▸ Task instructions
Make an exact copy of the records below, leaving every image out.

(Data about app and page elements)
★ ★ ★ ★
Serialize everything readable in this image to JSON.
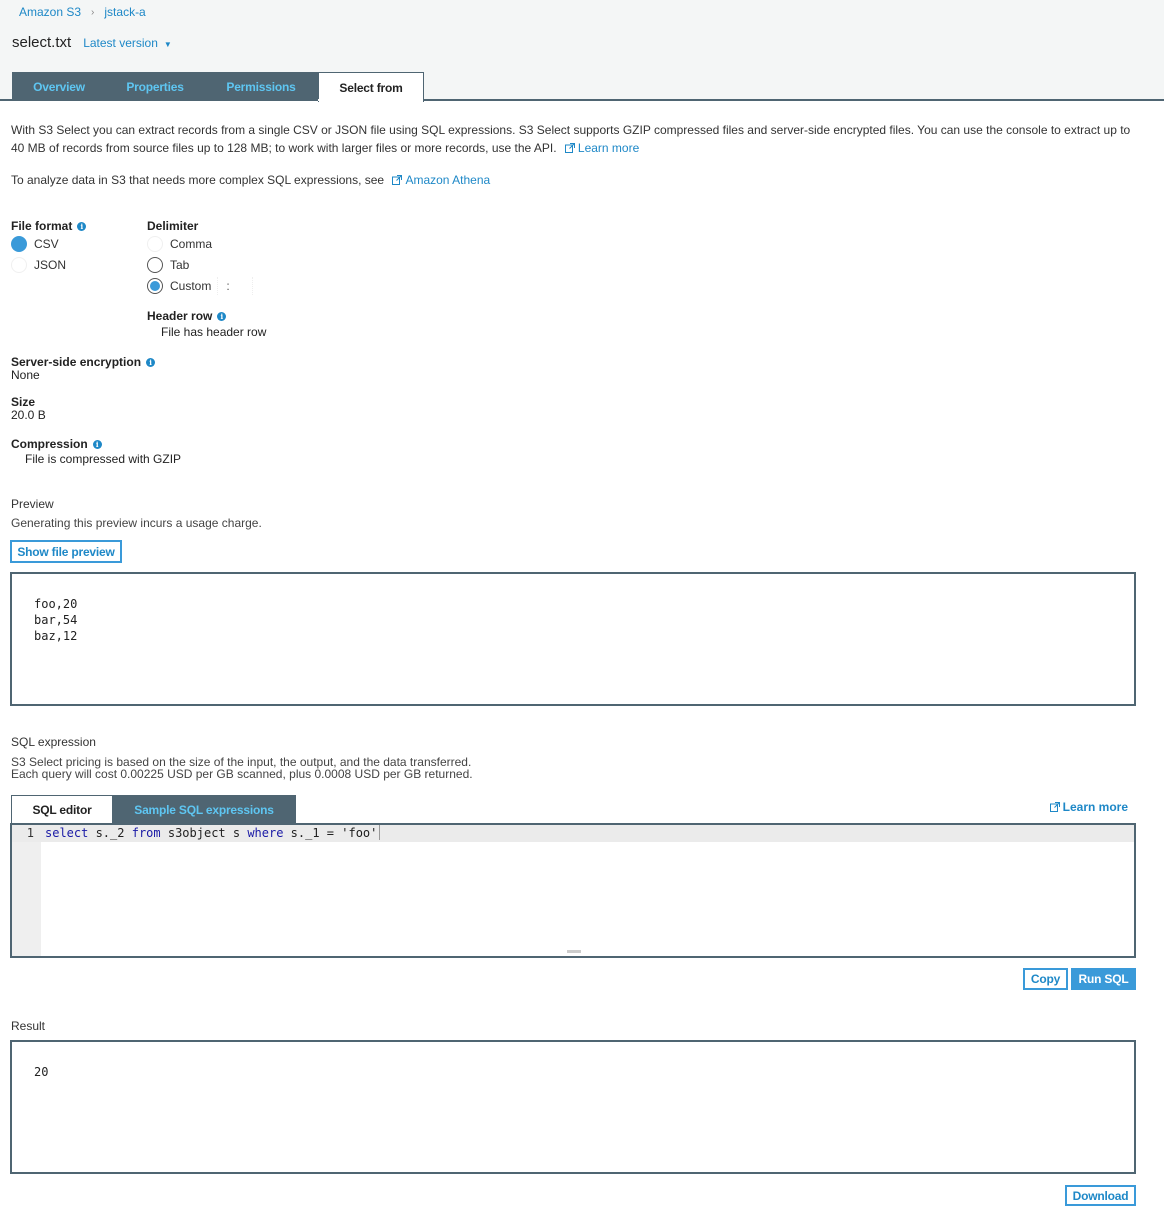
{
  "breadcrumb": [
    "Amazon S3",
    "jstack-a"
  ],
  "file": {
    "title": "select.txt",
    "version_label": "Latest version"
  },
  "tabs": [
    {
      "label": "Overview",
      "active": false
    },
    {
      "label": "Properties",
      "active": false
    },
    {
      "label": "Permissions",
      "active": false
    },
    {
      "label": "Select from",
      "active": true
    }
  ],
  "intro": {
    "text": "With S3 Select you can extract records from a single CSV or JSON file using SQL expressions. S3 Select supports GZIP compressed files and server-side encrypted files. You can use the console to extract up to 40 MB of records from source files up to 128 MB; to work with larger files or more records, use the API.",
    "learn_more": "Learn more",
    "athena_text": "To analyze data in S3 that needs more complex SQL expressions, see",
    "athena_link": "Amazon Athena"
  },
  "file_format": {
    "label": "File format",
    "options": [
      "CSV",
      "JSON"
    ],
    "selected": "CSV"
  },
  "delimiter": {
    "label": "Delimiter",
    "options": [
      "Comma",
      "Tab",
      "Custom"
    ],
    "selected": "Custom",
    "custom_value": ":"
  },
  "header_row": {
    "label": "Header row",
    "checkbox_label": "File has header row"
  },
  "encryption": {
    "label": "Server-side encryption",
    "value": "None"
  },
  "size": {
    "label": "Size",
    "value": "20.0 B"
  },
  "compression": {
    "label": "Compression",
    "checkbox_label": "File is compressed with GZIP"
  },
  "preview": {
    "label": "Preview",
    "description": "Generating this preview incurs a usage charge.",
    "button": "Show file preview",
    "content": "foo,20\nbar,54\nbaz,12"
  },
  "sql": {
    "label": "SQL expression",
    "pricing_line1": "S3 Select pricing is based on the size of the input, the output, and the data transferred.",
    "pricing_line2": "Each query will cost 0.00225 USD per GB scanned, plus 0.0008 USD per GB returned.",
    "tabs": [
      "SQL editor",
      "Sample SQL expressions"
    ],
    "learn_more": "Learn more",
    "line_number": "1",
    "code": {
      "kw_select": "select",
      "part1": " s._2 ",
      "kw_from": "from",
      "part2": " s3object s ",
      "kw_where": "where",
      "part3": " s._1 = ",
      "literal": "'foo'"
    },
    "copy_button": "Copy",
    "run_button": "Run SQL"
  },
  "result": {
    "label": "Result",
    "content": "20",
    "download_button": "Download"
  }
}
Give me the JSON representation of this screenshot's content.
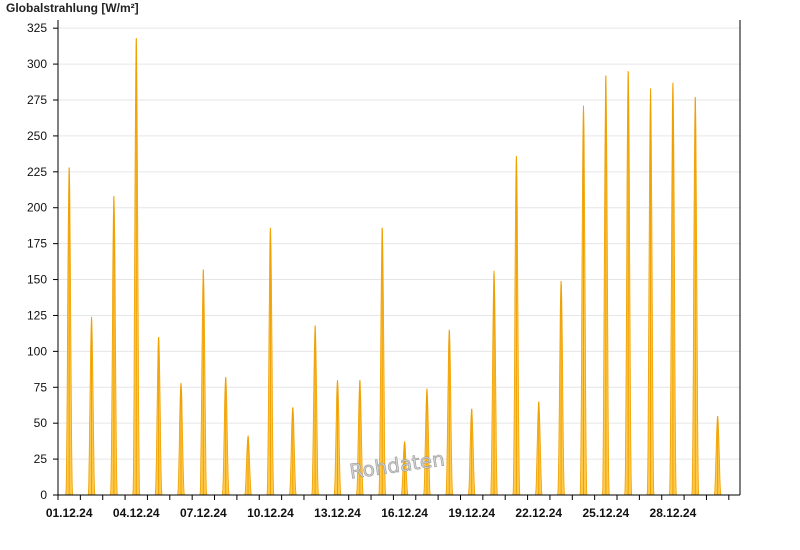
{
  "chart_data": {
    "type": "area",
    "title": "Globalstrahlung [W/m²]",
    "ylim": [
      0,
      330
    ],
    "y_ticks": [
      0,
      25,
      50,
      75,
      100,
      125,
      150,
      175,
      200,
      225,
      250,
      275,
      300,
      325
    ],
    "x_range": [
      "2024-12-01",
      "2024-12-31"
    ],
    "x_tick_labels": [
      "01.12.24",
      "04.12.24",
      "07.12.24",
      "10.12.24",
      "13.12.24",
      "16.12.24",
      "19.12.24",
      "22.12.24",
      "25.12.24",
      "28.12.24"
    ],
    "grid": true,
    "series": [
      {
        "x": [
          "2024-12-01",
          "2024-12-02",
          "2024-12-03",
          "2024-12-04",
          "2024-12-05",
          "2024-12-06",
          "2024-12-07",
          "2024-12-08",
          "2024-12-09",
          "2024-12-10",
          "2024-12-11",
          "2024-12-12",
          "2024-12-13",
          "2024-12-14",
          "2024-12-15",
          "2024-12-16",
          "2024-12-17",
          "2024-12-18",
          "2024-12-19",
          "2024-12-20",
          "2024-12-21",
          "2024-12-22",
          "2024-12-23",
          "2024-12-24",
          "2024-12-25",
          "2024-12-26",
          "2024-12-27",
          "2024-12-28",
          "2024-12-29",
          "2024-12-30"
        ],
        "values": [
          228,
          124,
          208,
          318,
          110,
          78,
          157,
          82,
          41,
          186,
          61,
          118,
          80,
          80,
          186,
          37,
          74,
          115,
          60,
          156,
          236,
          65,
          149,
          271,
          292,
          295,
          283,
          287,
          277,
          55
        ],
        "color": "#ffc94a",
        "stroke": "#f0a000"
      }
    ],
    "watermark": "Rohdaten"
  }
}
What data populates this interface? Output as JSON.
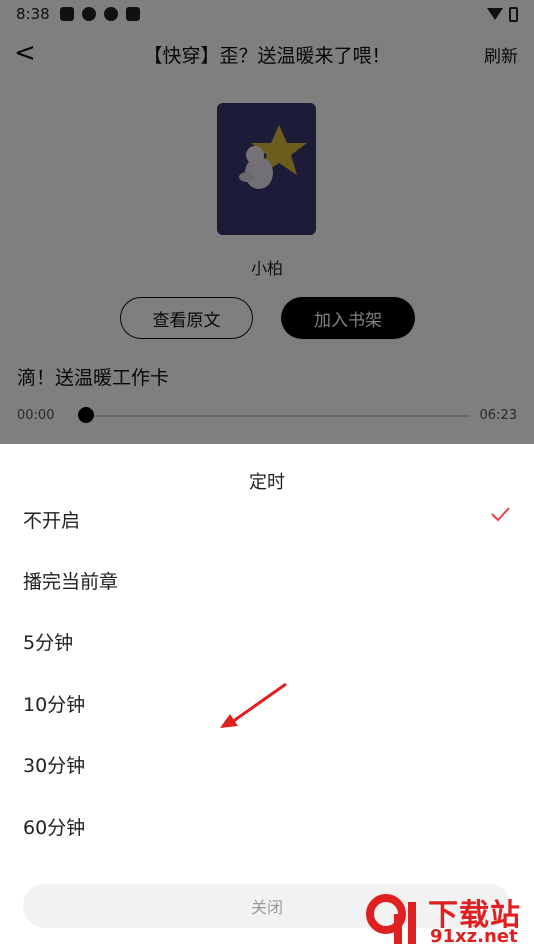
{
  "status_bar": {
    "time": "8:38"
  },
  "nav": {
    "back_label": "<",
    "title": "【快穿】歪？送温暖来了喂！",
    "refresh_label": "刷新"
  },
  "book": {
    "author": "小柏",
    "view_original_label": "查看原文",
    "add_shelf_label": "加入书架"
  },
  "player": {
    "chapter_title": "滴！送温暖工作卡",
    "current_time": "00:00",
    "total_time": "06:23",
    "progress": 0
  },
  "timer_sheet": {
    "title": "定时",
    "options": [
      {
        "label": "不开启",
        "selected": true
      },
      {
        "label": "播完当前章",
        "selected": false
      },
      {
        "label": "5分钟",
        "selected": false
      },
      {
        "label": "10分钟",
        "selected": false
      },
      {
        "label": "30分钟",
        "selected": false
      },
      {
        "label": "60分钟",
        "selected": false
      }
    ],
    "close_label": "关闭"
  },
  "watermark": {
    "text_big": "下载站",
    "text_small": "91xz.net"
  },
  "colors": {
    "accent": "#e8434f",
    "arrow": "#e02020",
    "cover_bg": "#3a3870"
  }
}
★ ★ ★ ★
▸ Answer box
Serialize everything readable in this image to JSON.
{
  "breadcrumb": [
    "Amazon S3",
    "jstack-a"
  ],
  "file": {
    "title": "select.txt",
    "version_label": "Latest version"
  },
  "tabs": [
    {
      "label": "Overview",
      "active": false
    },
    {
      "label": "Properties",
      "active": false
    },
    {
      "label": "Permissions",
      "active": false
    },
    {
      "label": "Select from",
      "active": true
    }
  ],
  "intro": {
    "text": "With S3 Select you can extract records from a single CSV or JSON file using SQL expressions. S3 Select supports GZIP compressed files and server-side encrypted files. You can use the console to extract up to 40 MB of records from source files up to 128 MB; to work with larger files or more records, use the API.",
    "learn_more": "Learn more",
    "athena_text": "To analyze data in S3 that needs more complex SQL expressions, see",
    "athena_link": "Amazon Athena"
  },
  "file_format": {
    "label": "File format",
    "options": [
      "CSV",
      "JSON"
    ],
    "selected": "CSV"
  },
  "delimiter": {
    "label": "Delimiter",
    "options": [
      "Comma",
      "Tab",
      "Custom"
    ],
    "selected": "Custom",
    "custom_value": ":"
  },
  "header_row": {
    "label": "Header row",
    "checkbox_label": "File has header row"
  },
  "encryption": {
    "label": "Server-side encryption",
    "value": "None"
  },
  "size": {
    "label": "Size",
    "value": "20.0 B"
  },
  "compression": {
    "label": "Compression",
    "checkbox_label": "File is compressed with GZIP"
  },
  "preview": {
    "label": "Preview",
    "description": "Generating this preview incurs a usage charge.",
    "button": "Show file preview",
    "content": "foo,20\nbar,54\nbaz,12"
  },
  "sql": {
    "label": "SQL expression",
    "pricing_line1": "S3 Select pricing is based on the size of the input, the output, and the data transferred.",
    "pricing_line2": "Each query will cost 0.00225 USD per GB scanned, plus 0.0008 USD per GB returned.",
    "tabs": [
      "SQL editor",
      "Sample SQL expressions"
    ],
    "learn_more": "Learn more",
    "line_number": "1",
    "code": {
      "kw_select": "select",
      "part1": " s._2 ",
      "kw_from": "from",
      "part2": " s3object s ",
      "kw_where": "where",
      "part3": " s._1 = ",
      "literal": "'foo'"
    },
    "copy_button": "Copy",
    "run_button": "Run SQL"
  },
  "result": {
    "label": "Result",
    "content": "20",
    "download_button": "Download"
  }
}
Give me the JSON representation of this screenshot's content.
{
  "chart_data": {
    "type": "area",
    "title": "Globalstrahlung [W/m²]",
    "ylim": [
      0,
      330
    ],
    "y_ticks": [
      0,
      25,
      50,
      75,
      100,
      125,
      150,
      175,
      200,
      225,
      250,
      275,
      300,
      325
    ],
    "x_range": [
      "2024-12-01",
      "2024-12-31"
    ],
    "x_tick_labels": [
      "01.12.24",
      "04.12.24",
      "07.12.24",
      "10.12.24",
      "13.12.24",
      "16.12.24",
      "19.12.24",
      "22.12.24",
      "25.12.24",
      "28.12.24"
    ],
    "grid": true,
    "series": [
      {
        "x": [
          "2024-12-01",
          "2024-12-02",
          "2024-12-03",
          "2024-12-04",
          "2024-12-05",
          "2024-12-06",
          "2024-12-07",
          "2024-12-08",
          "2024-12-09",
          "2024-12-10",
          "2024-12-11",
          "2024-12-12",
          "2024-12-13",
          "2024-12-14",
          "2024-12-15",
          "2024-12-16",
          "2024-12-17",
          "2024-12-18",
          "2024-12-19",
          "2024-12-20",
          "2024-12-21",
          "2024-12-22",
          "2024-12-23",
          "2024-12-24",
          "2024-12-25",
          "2024-12-26",
          "2024-12-27",
          "2024-12-28",
          "2024-12-29",
          "2024-12-30"
        ],
        "values": [
          228,
          124,
          208,
          318,
          110,
          78,
          157,
          82,
          41,
          186,
          61,
          118,
          80,
          80,
          186,
          37,
          74,
          115,
          60,
          156,
          236,
          65,
          149,
          271,
          292,
          295,
          283,
          287,
          277,
          55
        ],
        "color": "#ffc94a",
        "stroke": "#f0a000"
      }
    ],
    "watermark": "Rohdaten"
  }
}
What data populates this interface? Output as JSON.
{
  "status_bar": {
    "time": "8:38"
  },
  "nav": {
    "back_label": "<",
    "title": "【快穿】歪？送温暖来了喂！",
    "refresh_label": "刷新"
  },
  "book": {
    "author": "小柏",
    "view_original_label": "查看原文",
    "add_shelf_label": "加入书架"
  },
  "player": {
    "chapter_title": "滴！送温暖工作卡",
    "current_time": "00:00",
    "total_time": "06:23",
    "progress": 0
  },
  "timer_sheet": {
    "title": "定时",
    "options": [
      {
        "label": "不开启",
        "selected": true
      },
      {
        "label": "播完当前章",
        "selected": false
      },
      {
        "label": "5分钟",
        "selected": false
      },
      {
        "label": "10分钟",
        "selected": false
      },
      {
        "label": "30分钟",
        "selected": false
      },
      {
        "label": "60分钟",
        "selected": false
      }
    ],
    "close_label": "关闭"
  },
  "watermark": {
    "text_big": "下载站",
    "text_small": "91xz.net"
  },
  "colors": {
    "accent": "#e8434f",
    "arrow": "#e02020",
    "cover_bg": "#3a3870"
  }
}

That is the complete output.